Inflammation is a key contributor to heart disease, diabetes, Alzheimer’s, cancer, and joint pain, so reducing inflammation is important to your health. According to a study cited in the Journal of the American College of Nutrition, the herbs and spices that best reduce or suppress inflammation and protect against DNA damage are: • Cloves • Ginger • Rosemary • Turmeric • Paprika • Sage • Cumin.
Of all the spices listed above, turmeric is a health superstar! That’s because it contains curcumin, an antioxidant compound found in the root of the turmeric plant. Years of studies continue to show that turmeric helps to: • Protect brain function • Reduce the risk of memory loss • Aid digestive and cardiovascular health • Improve the immune system • Prevent the growth of certain cancer cells • Improve liver function (your body’s natural detoxifier.) • Reduce cholesterol level • Reduce joint pain and improve flexibility (especially in arthritis sufferers) • Serve as a natural antibiotic, inhibiting the growth of bacteria. What’s the best way to get all the health benefits of turmeric? Scientists note that combining black pepper with turmeric increases the amount of curcumin your body can absorb. (India and Thai recipes often contain both!) So mix the two spices when you’re cooking with turmeric! Lula’s for Lunch…and More! Catering uses all of these spices copiously, not only because they’re so good for you but because they enhance the flavor of so many foods so beautifully! One example is our Sweet Potato and Kale Salad with Bulgar.
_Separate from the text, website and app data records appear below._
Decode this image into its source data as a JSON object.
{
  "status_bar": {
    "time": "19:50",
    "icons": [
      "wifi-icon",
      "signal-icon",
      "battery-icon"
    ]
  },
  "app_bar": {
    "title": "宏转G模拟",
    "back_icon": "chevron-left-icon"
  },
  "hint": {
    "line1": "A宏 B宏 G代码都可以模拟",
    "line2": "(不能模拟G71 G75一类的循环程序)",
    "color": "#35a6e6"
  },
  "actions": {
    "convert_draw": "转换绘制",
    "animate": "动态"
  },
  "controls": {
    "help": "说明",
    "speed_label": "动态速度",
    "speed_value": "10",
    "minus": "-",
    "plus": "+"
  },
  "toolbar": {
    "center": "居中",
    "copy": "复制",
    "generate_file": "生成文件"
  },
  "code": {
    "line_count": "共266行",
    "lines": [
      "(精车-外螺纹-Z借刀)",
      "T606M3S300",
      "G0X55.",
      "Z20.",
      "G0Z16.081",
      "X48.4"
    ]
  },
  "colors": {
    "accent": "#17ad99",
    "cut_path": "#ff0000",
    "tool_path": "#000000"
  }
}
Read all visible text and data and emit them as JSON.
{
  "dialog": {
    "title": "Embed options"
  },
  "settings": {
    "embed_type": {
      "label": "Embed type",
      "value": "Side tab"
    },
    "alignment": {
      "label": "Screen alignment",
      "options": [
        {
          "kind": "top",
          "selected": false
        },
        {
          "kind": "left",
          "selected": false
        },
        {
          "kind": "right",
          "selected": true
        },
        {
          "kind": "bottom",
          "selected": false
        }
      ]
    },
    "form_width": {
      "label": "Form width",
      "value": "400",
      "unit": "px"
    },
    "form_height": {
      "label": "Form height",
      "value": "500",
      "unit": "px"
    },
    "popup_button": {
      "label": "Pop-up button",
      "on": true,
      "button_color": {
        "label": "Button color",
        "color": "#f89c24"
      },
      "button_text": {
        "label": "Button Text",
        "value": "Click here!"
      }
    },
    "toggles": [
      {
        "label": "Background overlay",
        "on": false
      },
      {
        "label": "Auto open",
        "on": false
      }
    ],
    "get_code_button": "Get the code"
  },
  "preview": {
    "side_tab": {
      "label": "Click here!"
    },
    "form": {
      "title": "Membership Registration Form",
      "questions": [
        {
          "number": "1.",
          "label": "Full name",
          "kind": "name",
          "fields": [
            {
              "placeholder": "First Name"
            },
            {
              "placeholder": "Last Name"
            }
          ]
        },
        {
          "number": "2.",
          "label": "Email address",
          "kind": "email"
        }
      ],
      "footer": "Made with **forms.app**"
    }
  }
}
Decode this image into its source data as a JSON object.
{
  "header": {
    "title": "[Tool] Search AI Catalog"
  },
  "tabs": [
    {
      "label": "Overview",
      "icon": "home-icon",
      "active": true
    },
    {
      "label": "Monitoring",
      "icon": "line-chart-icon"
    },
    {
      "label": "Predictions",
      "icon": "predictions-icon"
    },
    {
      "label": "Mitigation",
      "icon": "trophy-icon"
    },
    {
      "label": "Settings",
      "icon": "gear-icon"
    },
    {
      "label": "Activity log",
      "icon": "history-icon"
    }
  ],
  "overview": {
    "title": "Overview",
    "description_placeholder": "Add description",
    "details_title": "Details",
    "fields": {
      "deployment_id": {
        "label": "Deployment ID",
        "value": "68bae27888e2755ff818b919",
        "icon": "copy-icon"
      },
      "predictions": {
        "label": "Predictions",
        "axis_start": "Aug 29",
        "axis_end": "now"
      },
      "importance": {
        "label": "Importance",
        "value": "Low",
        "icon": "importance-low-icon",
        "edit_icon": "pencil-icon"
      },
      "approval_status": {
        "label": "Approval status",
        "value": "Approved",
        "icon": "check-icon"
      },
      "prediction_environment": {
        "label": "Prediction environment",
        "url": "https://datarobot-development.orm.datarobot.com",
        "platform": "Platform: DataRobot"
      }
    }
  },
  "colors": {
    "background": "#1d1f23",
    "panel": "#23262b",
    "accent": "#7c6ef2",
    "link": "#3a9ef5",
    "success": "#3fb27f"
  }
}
Bask in the deliciousness and vibrancy of this healthful dish!
In Lula's Kitchen, Love is ALWAYS our First Ingredient!